My body felt warm and relaxed after two hours dancing in the studio. Each week for the past 4 weeks I had come to open my body with new movement and to untangle the memories and definitions that constricted who I am when I dance. As I left the studio I touched the elevator down button and turned to my phone. A young blonde woman leaned against the wall smiling at me. “This may be strange but…” I looked up to see who was speaking. “Did you dance at Arlington Center for Dance?” she asked.
“Yes.” I answered simply, summing up ages 6 to 18 of professional ballet training 3 to 8 hours a day, 6 days a week in a small school 5 hours away in Virginia. “I know who you are,” she was beaming. I didn’t recognize her face but I started to open as if I had, knowing that she was aware of such a huge part of my life before I moved to NYC for dance.
Just 3 weeks prior I had called a Healing Circle for Dancers in this very studio after many burning converesations with dancers who had left the dance world and in some way left a part of themselves still in it. “You probably know my father more than you know me,” she gave me his name and then hers. Her father used to fly the scrims in and out during our tech rehearsals and performances. Yes, I believe I had heard the director calling his name for years. Here his daughter stood before me at the doorway to the dance studio.

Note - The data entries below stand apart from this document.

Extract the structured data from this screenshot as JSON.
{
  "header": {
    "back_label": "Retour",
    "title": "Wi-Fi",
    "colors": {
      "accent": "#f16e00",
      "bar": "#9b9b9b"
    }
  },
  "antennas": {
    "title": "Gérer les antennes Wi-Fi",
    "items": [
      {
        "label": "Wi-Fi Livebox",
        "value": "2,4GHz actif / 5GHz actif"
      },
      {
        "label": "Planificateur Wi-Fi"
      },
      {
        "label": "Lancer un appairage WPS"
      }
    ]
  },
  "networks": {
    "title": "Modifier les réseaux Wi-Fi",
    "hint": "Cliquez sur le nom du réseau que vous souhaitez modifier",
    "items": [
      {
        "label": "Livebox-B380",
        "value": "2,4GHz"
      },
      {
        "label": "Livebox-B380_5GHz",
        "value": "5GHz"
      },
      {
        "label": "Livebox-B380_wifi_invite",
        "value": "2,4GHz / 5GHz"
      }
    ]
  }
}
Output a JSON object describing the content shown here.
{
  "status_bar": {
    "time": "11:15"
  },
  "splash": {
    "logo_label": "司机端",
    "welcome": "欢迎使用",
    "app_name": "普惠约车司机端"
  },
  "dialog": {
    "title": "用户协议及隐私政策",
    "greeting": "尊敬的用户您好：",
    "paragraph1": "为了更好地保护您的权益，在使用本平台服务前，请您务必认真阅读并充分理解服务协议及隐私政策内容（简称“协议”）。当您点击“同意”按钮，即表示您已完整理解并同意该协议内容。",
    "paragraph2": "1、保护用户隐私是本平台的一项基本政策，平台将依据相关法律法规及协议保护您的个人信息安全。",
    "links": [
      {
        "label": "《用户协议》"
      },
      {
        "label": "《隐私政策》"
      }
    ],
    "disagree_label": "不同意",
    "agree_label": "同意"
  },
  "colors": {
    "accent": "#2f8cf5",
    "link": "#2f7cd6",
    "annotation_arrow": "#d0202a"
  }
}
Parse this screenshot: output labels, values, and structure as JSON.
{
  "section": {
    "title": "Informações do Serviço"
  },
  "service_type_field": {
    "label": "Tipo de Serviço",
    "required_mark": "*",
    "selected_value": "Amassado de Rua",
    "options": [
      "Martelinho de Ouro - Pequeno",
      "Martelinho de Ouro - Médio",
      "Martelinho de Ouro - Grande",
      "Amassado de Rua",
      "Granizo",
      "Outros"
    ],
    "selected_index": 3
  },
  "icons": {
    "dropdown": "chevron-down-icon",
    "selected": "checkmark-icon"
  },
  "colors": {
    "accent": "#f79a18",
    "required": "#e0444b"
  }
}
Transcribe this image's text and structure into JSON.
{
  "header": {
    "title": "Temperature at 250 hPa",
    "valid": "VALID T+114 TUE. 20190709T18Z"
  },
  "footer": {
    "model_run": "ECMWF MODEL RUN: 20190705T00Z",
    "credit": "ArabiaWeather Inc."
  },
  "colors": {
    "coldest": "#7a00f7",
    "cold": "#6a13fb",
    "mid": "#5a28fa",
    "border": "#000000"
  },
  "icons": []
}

“Are you dancing now?” I asked. She explained that she had left when she was 12. She “walked out,” her hands gestured a sweeping “X” across her body. “I mean I walked out completely.” She went on to say that she recently started social dance, swing, but it wasn’t “real dance.” Her eyes and tone suggested that I would agree, having shared the same strict definition of dance from our backgrounds. But I didn’t. I was so happy that she was opening a new relationship with dance 15 years later. “And now these crazy people,” she swung a hand toward the studio already filling with the next group of dancers, “actually convinced me to perform.” She looked undeniably happy.
She started to repeat again that she “walked out, I mean walked out” on dance. “Yes,” I nodded, “that’s very common. I’m so happy you are reconnecting to the part of you that loved dance before our studio defined it.” She had no idea the syncronicity of her seeing me in this studio at this time of the week where I come regularly to “walk back in” to dance, whole. “I’m so glad you said something to me,” I said as she turned to enter the studio.
I have always loved dance more than anything, even when someone else was describing what it was and what it wasn’t. But these days there is a phenomenal choreography of dancers dispursing for 10, 15 years, and then slowly turning to face back to the center. “Steve, can you fly the scrim in for the next scene? Raise the lights on stage right, we want to see their glowing faces.”